#### What you have to do
Set the records down once more so that they match the source word for word.

#### Input data

____

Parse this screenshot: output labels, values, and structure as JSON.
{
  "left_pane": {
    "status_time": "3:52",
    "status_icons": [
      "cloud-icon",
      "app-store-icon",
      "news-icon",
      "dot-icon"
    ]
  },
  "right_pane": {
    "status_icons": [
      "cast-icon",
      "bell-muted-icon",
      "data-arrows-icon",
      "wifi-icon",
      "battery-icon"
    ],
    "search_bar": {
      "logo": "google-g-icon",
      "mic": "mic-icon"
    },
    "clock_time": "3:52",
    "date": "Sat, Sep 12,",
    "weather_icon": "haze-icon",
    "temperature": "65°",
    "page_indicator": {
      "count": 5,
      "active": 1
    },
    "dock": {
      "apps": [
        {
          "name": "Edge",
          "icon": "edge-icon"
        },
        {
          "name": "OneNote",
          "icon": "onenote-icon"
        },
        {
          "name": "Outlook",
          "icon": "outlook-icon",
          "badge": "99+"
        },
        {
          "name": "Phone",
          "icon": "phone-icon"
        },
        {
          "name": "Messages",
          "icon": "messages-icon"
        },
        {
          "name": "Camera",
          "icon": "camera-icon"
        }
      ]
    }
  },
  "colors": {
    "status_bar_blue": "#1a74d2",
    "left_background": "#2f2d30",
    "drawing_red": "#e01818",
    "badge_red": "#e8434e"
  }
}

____

#### Exercise output
Parse this screenshot: output labels, values, and structure as JSON.
{
  "left_pane": {
    "status_time": "3:52",
    "status_icons": [
      "cloud-icon",
      "app-store-icon",
      "news-icon",
      "dot-icon"
    ]
  },
  "right_pane": {
    "status_icons": [
      "cast-icon",
      "bell-muted-icon",
      "data-arrows-icon",
      "wifi-icon",
      "battery-icon"
    ],
    "search_bar": {
      "logo": "google-g-icon",
      "mic": "mic-icon"
    },
    "clock_time": "3:52",
    "date": "Sat, Sep 12,",
    "weather_icon": "haze-icon",
    "temperature": "65°",
    "page_indicator": {
      "count": 5,
      "active": 1
    },
    "dock": {
      "apps": [
        {
          "name": "Edge",
          "icon": "edge-icon"
        },
        {
          "name": "OneNote",
          "icon": "onenote-icon"
        },
        {
          "name": "Outlook",
          "icon": "outlook-icon",
          "badge": "99+"
        },
        {
          "name": "Phone",
          "icon": "phone-icon"
        },
        {
          "name": "Messages",
          "icon": "messages-icon"
        },
        {
          "name": "Camera",
          "icon": "camera-icon"
        }
      ]
    }
  },
  "colors": {
    "status_bar_blue": "#1a74d2",
    "left_background": "#2f2d30",
    "drawing_red": "#e01818",
    "badge_red": "#e8434e"
  }
}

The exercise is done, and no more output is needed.